This question is about an issue regarding powers of attorney (POAs) that seems to be rarely discussed. About 40 states (including my state) have adopted a version of the Uniform POA Act. This act allows you to give your agent the power to appoint a successor agent. These powers could be critically important if all your original agents became temporarily or permanently unavailable. I’ve looked at many examples of POAs available online and in estate planning books. Some of them permit the agent to delegate certain duties to others, but none give an agent the power to appoint a successor agent. In a trust, it’s essential that a trustee always be available. So it seems to be standard practice for a trust to allow a trustee to appoint a successor trustee if the Grantor is incapacitated and all originally appointed trustees are no longer able to serve. It seems equally important that a POA have a similar “succession plan.”
(1) Why do POAs rarely include the power to appoint a successor agent considering how important this power can be and considering that the Uniform POA Act allows this power?
(2) To include this power in my POA, would the following language be suitable?
2. AGENTS I appoint as my agents John Doe and James Doe. Each agent may act independently without consent or signature of the other agent. Successor agents: If no person named above is available to serve as agent, a successor agent may serve. Section 3.1 below authorizes the appointment of successor agents whose appointment documents may be attached to this power of attorney.
3. POWERS GRANTED TO AGENT 3.1 My agent may appoint one or more successor agents with a notarized writing, The purpose is to ensure that a person will be available to serve as agent if all agents originally appointed in this document are unable or unwilling to serve. This authority is granted under Pennsylvania statute 20 Pa. C.S. § 5602 (b) which states that: “a principal may provide for … the delegation to an original or successor agent of the power to appoint his successor or successors.” If this power of attorney is used in another state, my agent will have this authority if allowed by state law. An appointed successor agent, when acting as agent, has authority to exercise all powers granted by this power of attorney.
Since the power to appoint a successor is not normally included in a POA, third parties will be unfamiliar with it. For this reason, it seems like a good idea to include the statute number and quote the relevant text to help demonstrate its validity. If you already know persons who would be suitable to serve as successor agents, you could simply add their names to your POA. But in my case, my nephews, John and James, are the only persons currently in my life that are suitable to serve as agents. But if I live to 100, they might both die before me. If I become incapacitated, I want them to be able to appoint someone they think would be a suitable successor if they both become unable to serve.
This is interesting. My state of Massachusetts does not permit a durable power of attorney to provide that an agent may appoint their successor, so I was not aware that statutes in other states permit this delegation. I believe that the reason Massachusetts does not grant this power and that many powers of attorney forms in states that do permit it don’t include it is that the appointment seems so personal. The person creating the power of attorney is delegating tremendous power to their agent. That’s fine if they choose people in whom they have great confidence to serve as their agent and potential successor. But to permit someone they potentially have never met to serve in that role may be a step too far for most people. If their agent cannot serve for any reason, they may prefer the protection of a court through a conservatorship or guardianship proceeding.

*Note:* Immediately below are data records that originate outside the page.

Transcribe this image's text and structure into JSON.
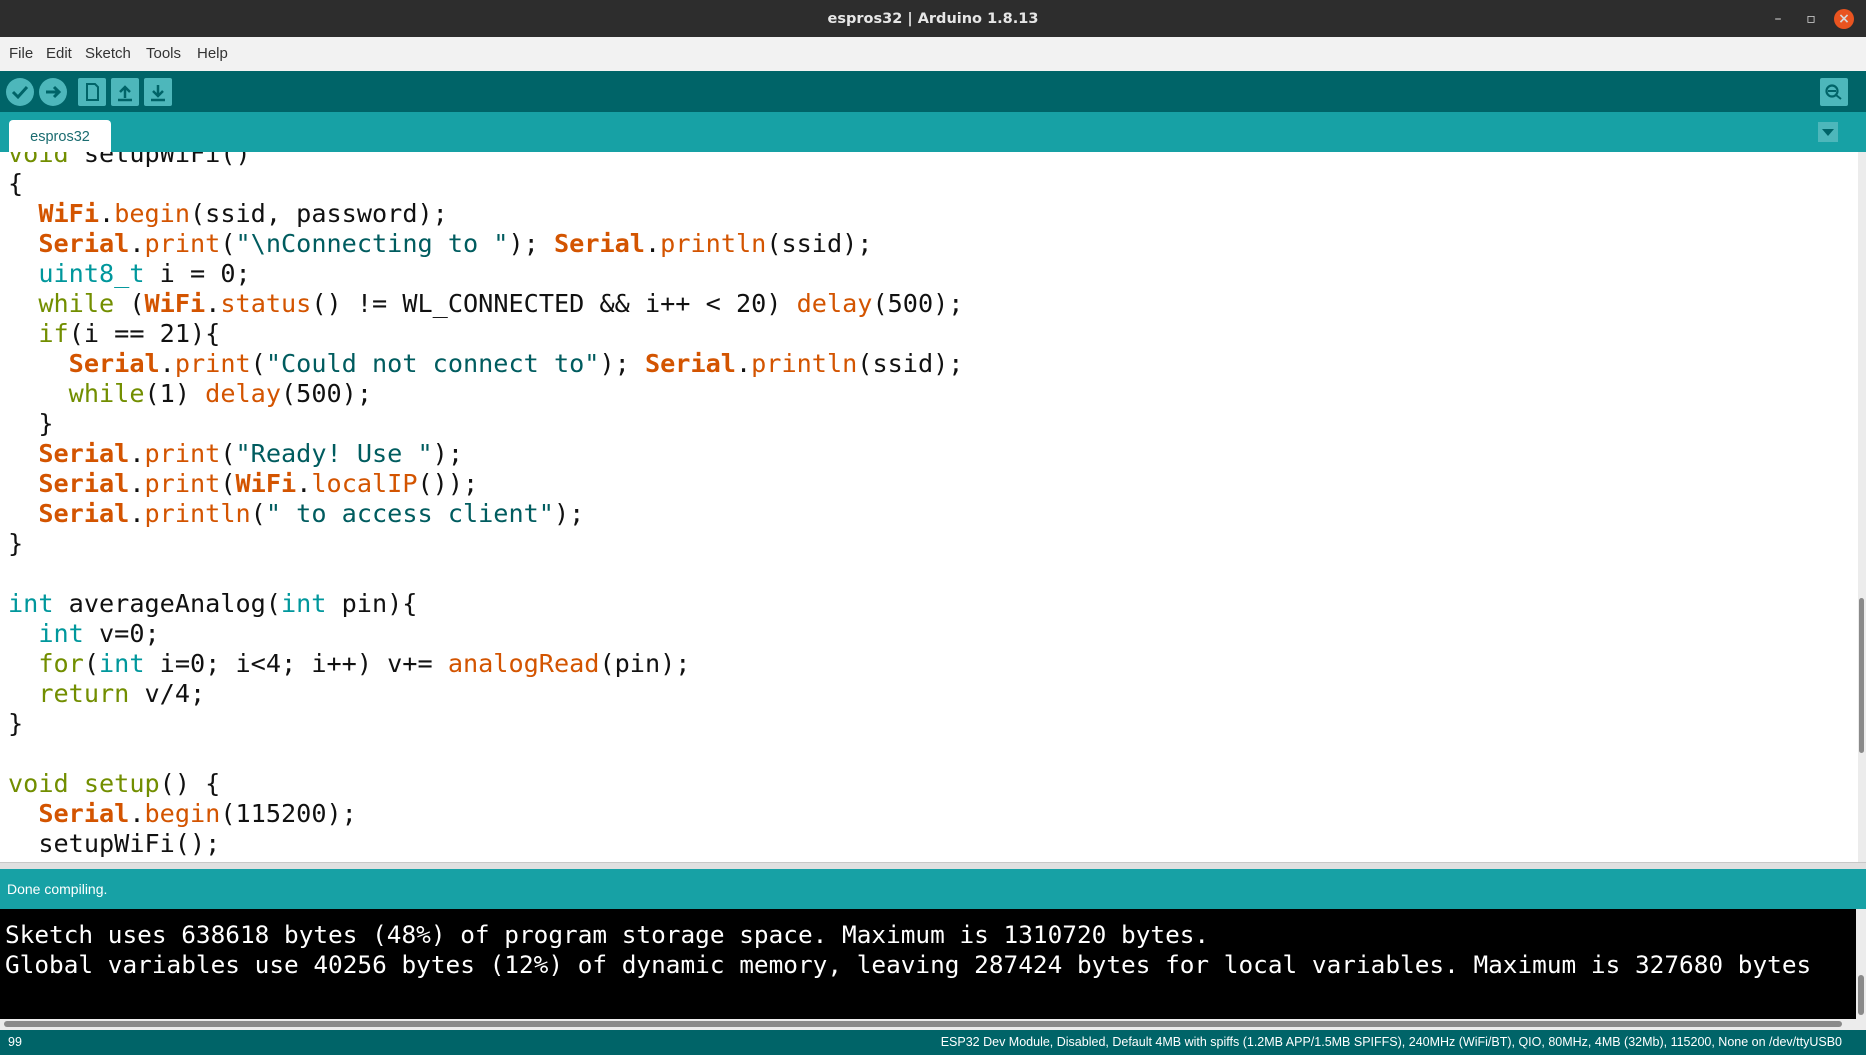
{
  "window": {
    "title": "espros32 | Arduino 1.8.13",
    "controls": [
      "–",
      "▫",
      "×"
    ]
  },
  "menu": [
    {
      "label": "File"
    },
    {
      "label": "Edit"
    },
    {
      "label": "Sketch"
    },
    {
      "label": "Tools"
    },
    {
      "label": "Help"
    }
  ],
  "toolbar": {
    "buttons": [
      {
        "name": "verify",
        "icon": "checkmark-icon"
      },
      {
        "name": "upload",
        "icon": "arrow-right-icon"
      },
      {
        "name": "new",
        "icon": "new-file-icon"
      },
      {
        "name": "open",
        "icon": "open-up-arrow-icon"
      },
      {
        "name": "save",
        "icon": "save-down-arrow-icon"
      }
    ],
    "serial_monitor_icon": "magnifier-icon"
  },
  "tabs": [
    {
      "label": "espros32",
      "active": true
    }
  ],
  "editor": {
    "lines": [
      [
        {
          "t": "void ",
          "c": "kw"
        },
        {
          "t": "setupWiFi()",
          "c": ""
        }
      ],
      [
        {
          "t": "{",
          "c": ""
        }
      ],
      [
        {
          "t": "  ",
          "c": ""
        },
        {
          "t": "WiFi",
          "c": "obj"
        },
        {
          "t": ".",
          "c": ""
        },
        {
          "t": "begin",
          "c": "fn"
        },
        {
          "t": "(ssid, password);",
          "c": ""
        }
      ],
      [
        {
          "t": "  ",
          "c": ""
        },
        {
          "t": "Serial",
          "c": "obj"
        },
        {
          "t": ".",
          "c": ""
        },
        {
          "t": "print",
          "c": "fn"
        },
        {
          "t": "(",
          "c": ""
        },
        {
          "t": "\"\\nConnecting to \"",
          "c": "str"
        },
        {
          "t": "); ",
          "c": ""
        },
        {
          "t": "Serial",
          "c": "obj"
        },
        {
          "t": ".",
          "c": ""
        },
        {
          "t": "println",
          "c": "fn"
        },
        {
          "t": "(ssid);",
          "c": ""
        }
      ],
      [
        {
          "t": "  ",
          "c": ""
        },
        {
          "t": "uint8_t",
          "c": "ty"
        },
        {
          "t": " i = 0;",
          "c": ""
        }
      ],
      [
        {
          "t": "  ",
          "c": ""
        },
        {
          "t": "while",
          "c": "kw"
        },
        {
          "t": " (",
          "c": ""
        },
        {
          "t": "WiFi",
          "c": "obj"
        },
        {
          "t": ".",
          "c": ""
        },
        {
          "t": "status",
          "c": "fn"
        },
        {
          "t": "() != WL_CONNECTED && i++ < 20) ",
          "c": ""
        },
        {
          "t": "delay",
          "c": "fn"
        },
        {
          "t": "(500);",
          "c": ""
        }
      ],
      [
        {
          "t": "  ",
          "c": ""
        },
        {
          "t": "if",
          "c": "kw"
        },
        {
          "t": "(i == 21){",
          "c": ""
        }
      ],
      [
        {
          "t": "    ",
          "c": ""
        },
        {
          "t": "Serial",
          "c": "obj"
        },
        {
          "t": ".",
          "c": ""
        },
        {
          "t": "print",
          "c": "fn"
        },
        {
          "t": "(",
          "c": ""
        },
        {
          "t": "\"Could not connect to\"",
          "c": "str"
        },
        {
          "t": "); ",
          "c": ""
        },
        {
          "t": "Serial",
          "c": "obj"
        },
        {
          "t": ".",
          "c": ""
        },
        {
          "t": "println",
          "c": "fn"
        },
        {
          "t": "(ssid);",
          "c": ""
        }
      ],
      [
        {
          "t": "    ",
          "c": ""
        },
        {
          "t": "while",
          "c": "kw"
        },
        {
          "t": "(1) ",
          "c": ""
        },
        {
          "t": "delay",
          "c": "fn"
        },
        {
          "t": "(500);",
          "c": ""
        }
      ],
      [
        {
          "t": "  }",
          "c": ""
        }
      ],
      [
        {
          "t": "  ",
          "c": ""
        },
        {
          "t": "Serial",
          "c": "obj"
        },
        {
          "t": ".",
          "c": ""
        },
        {
          "t": "print",
          "c": "fn"
        },
        {
          "t": "(",
          "c": ""
        },
        {
          "t": "\"Ready! Use \"",
          "c": "str"
        },
        {
          "t": ");",
          "c": ""
        }
      ],
      [
        {
          "t": "  ",
          "c": ""
        },
        {
          "t": "Serial",
          "c": "obj"
        },
        {
          "t": ".",
          "c": ""
        },
        {
          "t": "print",
          "c": "fn"
        },
        {
          "t": "(",
          "c": ""
        },
        {
          "t": "WiFi",
          "c": "obj"
        },
        {
          "t": ".",
          "c": ""
        },
        {
          "t": "localIP",
          "c": "fn"
        },
        {
          "t": "());",
          "c": ""
        }
      ],
      [
        {
          "t": "  ",
          "c": ""
        },
        {
          "t": "Serial",
          "c": "obj"
        },
        {
          "t": ".",
          "c": ""
        },
        {
          "t": "println",
          "c": "fn"
        },
        {
          "t": "(",
          "c": ""
        },
        {
          "t": "\" to access client\"",
          "c": "str"
        },
        {
          "t": ");",
          "c": ""
        }
      ],
      [
        {
          "t": "}",
          "c": ""
        }
      ],
      [
        {
          "t": "",
          "c": ""
        }
      ],
      [
        {
          "t": "int",
          "c": "ty"
        },
        {
          "t": " averageAnalog(",
          "c": ""
        },
        {
          "t": "int",
          "c": "ty"
        },
        {
          "t": " pin){",
          "c": ""
        }
      ],
      [
        {
          "t": "  ",
          "c": ""
        },
        {
          "t": "int",
          "c": "ty"
        },
        {
          "t": " v=0;",
          "c": ""
        }
      ],
      [
        {
          "t": "  ",
          "c": ""
        },
        {
          "t": "for",
          "c": "kw"
        },
        {
          "t": "(",
          "c": ""
        },
        {
          "t": "int",
          "c": "ty"
        },
        {
          "t": " i=0; i<4; i++) v+= ",
          "c": ""
        },
        {
          "t": "analogRead",
          "c": "fn"
        },
        {
          "t": "(pin);",
          "c": ""
        }
      ],
      [
        {
          "t": "  ",
          "c": ""
        },
        {
          "t": "return",
          "c": "kw"
        },
        {
          "t": " v/4;",
          "c": ""
        }
      ],
      [
        {
          "t": "}",
          "c": ""
        }
      ],
      [
        {
          "t": "",
          "c": ""
        }
      ],
      [
        {
          "t": "void",
          "c": "kw"
        },
        {
          "t": " ",
          "c": ""
        },
        {
          "t": "setup",
          "c": "kw"
        },
        {
          "t": "() {",
          "c": ""
        }
      ],
      [
        {
          "t": "  ",
          "c": ""
        },
        {
          "t": "Serial",
          "c": "obj"
        },
        {
          "t": ".",
          "c": ""
        },
        {
          "t": "begin",
          "c": "fn"
        },
        {
          "t": "(115200);",
          "c": ""
        }
      ],
      [
        {
          "t": "  setupWiFi();",
          "c": ""
        }
      ]
    ]
  },
  "status_message": "Done compiling.",
  "console": {
    "lines": [
      "Sketch uses 638618 bytes (48%) of program storage space. Maximum is 1310720 bytes.",
      "Global variables use 40256 bytes (12%) of dynamic memory, leaving 287424 bytes for local variables. Maximum is 327680 bytes"
    ]
  },
  "statusbar": {
    "line_number": "99",
    "board_info": "ESP32 Dev Module, Disabled, Default 4MB with spiffs (1.2MB APP/1.5MB SPIFFS), 240MHz (WiFi/BT), QIO, 80MHz, 4MB (32Mb), 115200, None on /dev/ttyUSB0"
  },
  "colors": {
    "toolbar": "#006468",
    "tabbar": "#17a1a5",
    "keyword": "#728e00",
    "type": "#00979c",
    "object": "#d35400",
    "string": "#005c5f"
  }
}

The absence of potential successors is one of the many reasons we recommend the use of revocable trusts. In addition to including provisions for appointing successor trustees, as you point out, the provide a structure for carrying out the financial management functions. In the absence of family members and friends, attorneys, banks or trust companies can act as trustee. They are less likely to act as agents under durable powers of attorney. The one drawback of trusts is that they only govern finances. Your agent under a durable power of attorney can sign legal documents and tax returns.
You don’t say how old you are, but presumably you’re not too near 100 yet. In any case, your nephews are almost certainly substantially younger than you. So the odds are that they’ll survive you. And if anything does happen, you should have time to appoint someone new to take their places. Of course, you could still do that even if your power of attorney authorizes them to appoint their own successors.
All that said, if you choose to give your agents this power, your language looks good, as does the idea of including a reference to the statute.